But the willingness to ask will depend on how inclusive your culture is when it comes to the organizational hierarchy. Most cultures today have emphasized the value of personal inclusion. They are working to create a culture where people can be themselves and be comfortable inside a group where people are different from each other. What has been less emphasized, however, is what we call “structural inclusion,” where people at different levels are more routinely included in decision making and planning conversations. If those lines are more rigid, people will be less likely to ask questions and end up making up the stories about what is happening in all those high-level discussions.
You can address those areas of culture friction directly by making targeted changes in the way you do your work. There are several different technology solutions, for example, for creating a transparency architecture that enables more information to be available to more people all the time. Asynchronous communication tools like Slack allow people to continuously share information that is then accessed by others only at the moment they need it. So, when the members ask the meetings team about the advocacy issue, a quick review of the right Slack channels could give them just enough information to effectively answer the members’ questions, without needing to take the time to find the advocacy staff and ask them.
You could also use similar tools to share updates on the return to the office planning, but another way to address the source of that friction would be to create some working groups that are made up of people from all levels in the hierarchy. When we do a culture design project with clients, we always create a “culture team” that is diverse both in terms of hierarchical levels and functional area. This not only reinforces the idea that ownership of the culture exists at all levels, but it also helps in information sharing, because each team member connects to a different group of core colleagues in the office, so information ends up being disseminated in a more decentralized way, which speeds up the information flow.
Every time you make a change to the way you do work that results in people being able to make better decisions, serve members and customers better, and feel more empowered and effective, you are improving your culture. There is more to your culture work, of course, like setting core values, creating rituals and artifacts that communicate what your culture is, and even developing metrics that connect your culture change work to measurable organizational results. But right now, in order to make sure your association is the beneficiary of the great resignation rather than a victim of it, your focus should be on eliminating areas of culture friction.
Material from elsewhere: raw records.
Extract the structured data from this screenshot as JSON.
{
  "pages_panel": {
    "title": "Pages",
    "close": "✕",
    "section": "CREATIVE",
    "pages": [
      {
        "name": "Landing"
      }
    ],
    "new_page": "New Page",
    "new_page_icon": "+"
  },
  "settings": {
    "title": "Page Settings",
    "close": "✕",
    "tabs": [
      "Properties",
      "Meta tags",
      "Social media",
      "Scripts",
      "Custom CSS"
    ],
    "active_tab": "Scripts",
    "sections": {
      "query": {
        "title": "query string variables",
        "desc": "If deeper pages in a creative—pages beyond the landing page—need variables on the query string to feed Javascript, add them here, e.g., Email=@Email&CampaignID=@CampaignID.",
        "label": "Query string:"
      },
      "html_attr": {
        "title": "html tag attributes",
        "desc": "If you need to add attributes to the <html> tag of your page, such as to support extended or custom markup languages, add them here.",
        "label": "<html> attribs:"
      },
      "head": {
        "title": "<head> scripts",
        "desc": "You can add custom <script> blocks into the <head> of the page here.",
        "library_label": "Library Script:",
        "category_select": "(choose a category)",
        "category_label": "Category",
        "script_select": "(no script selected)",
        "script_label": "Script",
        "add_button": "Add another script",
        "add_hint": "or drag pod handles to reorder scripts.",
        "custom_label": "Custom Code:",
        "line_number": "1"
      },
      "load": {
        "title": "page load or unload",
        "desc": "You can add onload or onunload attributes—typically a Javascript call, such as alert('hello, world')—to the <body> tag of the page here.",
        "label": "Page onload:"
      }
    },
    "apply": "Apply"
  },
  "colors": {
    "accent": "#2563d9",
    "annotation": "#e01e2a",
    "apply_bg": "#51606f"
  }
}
You can’t make your culture perfect in a short amount of time, but you don’t have to. When people see that you are actively designing the culture to make them more successful, they will realize it’s worth sticking it out with you rather than risking a future at an unknown culture.